DOORS > MUSEUM OF AFRICAN AMERICAN HISTORY: NANTUCKET CAMPUS
African meeting House
Where gatherings to campaign against slavery in the 19th century were held, the African Meeting House is the island’s most vivid reminder of a thriving nineteenth-century African American maritime community. Erected c. 1820s by trustees, including Captains Edward Pompey and Absalom Boston, an entrepreneur and whaler, it is the only public building still in existence that was constructed and occupied by blacks during the 19th century. The Meeting House served as a church, gathering place, and first school for African American children on Nantucket. The Museum now presents cultural programs and interpretive exhibits on the history of blacks on Nantucket.
Seneca boston-Florence higginbotham house
The Boston-Higginbotham House on Nantucket is considered the oldest home still standing in America that was built by a free black family for their own occupancy (c. 1774). It is where Seneca Boston, former enslaved weaver, and his wife, a Wampanoag Native American named Thankful Micah, raised their family, including sons Freeborn and Absalom, the well-known whaling captain.

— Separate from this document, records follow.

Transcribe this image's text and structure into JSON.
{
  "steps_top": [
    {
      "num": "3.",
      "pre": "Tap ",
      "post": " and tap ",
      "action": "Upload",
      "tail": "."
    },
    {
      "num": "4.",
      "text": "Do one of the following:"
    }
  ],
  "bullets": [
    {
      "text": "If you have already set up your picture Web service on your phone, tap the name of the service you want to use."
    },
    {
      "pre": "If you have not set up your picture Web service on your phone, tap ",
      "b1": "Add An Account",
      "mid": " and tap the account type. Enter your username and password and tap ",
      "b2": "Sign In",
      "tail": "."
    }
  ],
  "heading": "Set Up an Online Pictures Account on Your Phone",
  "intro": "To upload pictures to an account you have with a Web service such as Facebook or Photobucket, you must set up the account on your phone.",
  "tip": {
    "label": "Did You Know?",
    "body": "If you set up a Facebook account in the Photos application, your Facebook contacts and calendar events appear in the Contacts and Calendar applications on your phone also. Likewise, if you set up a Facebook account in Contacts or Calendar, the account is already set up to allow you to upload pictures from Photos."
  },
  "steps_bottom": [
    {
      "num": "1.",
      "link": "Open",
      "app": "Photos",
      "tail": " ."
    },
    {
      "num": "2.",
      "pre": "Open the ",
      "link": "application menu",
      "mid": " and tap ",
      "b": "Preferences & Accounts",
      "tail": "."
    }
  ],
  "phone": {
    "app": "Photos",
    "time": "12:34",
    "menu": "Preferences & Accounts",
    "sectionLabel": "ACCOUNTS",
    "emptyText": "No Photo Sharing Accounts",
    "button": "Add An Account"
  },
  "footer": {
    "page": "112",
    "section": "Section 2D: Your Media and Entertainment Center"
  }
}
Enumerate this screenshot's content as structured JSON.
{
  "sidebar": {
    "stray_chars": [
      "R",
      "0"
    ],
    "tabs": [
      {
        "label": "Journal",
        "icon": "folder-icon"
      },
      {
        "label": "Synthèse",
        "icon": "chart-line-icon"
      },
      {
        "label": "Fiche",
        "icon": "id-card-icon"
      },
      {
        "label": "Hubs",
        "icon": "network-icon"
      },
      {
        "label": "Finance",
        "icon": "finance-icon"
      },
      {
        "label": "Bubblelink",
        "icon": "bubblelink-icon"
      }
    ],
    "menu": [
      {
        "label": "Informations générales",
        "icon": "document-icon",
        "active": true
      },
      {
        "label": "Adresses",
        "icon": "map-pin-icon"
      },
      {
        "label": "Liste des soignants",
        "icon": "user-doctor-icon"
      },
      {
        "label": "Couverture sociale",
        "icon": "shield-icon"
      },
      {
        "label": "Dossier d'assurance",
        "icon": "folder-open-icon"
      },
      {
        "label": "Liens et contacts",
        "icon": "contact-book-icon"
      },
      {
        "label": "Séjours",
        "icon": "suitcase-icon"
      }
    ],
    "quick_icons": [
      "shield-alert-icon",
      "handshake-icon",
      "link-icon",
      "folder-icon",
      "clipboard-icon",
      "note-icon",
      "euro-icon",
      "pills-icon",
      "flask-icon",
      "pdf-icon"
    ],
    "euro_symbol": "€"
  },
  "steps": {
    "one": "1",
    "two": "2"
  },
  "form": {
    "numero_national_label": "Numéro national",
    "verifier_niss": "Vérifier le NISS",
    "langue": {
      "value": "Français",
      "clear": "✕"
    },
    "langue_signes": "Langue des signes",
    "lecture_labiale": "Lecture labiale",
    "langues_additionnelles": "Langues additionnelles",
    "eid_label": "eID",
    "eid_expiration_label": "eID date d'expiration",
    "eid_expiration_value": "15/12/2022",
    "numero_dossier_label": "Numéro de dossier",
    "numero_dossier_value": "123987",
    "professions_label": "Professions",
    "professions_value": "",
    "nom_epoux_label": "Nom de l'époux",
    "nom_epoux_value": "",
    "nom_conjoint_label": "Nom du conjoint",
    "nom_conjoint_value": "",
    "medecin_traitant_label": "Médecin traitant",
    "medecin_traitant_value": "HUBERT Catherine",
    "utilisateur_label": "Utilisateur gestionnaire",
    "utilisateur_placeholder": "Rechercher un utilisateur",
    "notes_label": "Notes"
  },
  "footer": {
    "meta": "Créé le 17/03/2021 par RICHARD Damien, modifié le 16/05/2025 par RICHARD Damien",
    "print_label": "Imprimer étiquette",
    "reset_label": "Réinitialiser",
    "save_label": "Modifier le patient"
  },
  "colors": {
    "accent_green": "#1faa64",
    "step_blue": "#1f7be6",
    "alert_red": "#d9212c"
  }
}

Florence Higginbotham, son Wilhelm and family saved the Meeting House and the Boston-Higginbotham House, and provided the opportunity for the Museum to begin sharing the island’s unique and powerful stories.
Address: 29 York Street, Five Corners Nantucket, MA 02554
Phone: (617) 725-0022, ext. 222 or (508) 228-8833
Open July and August:
Monday - Friday 11 am - 3 pm;
Saturday 11 am - 1 pm; Sunday 1 - 3 pm
September - June: By Appointment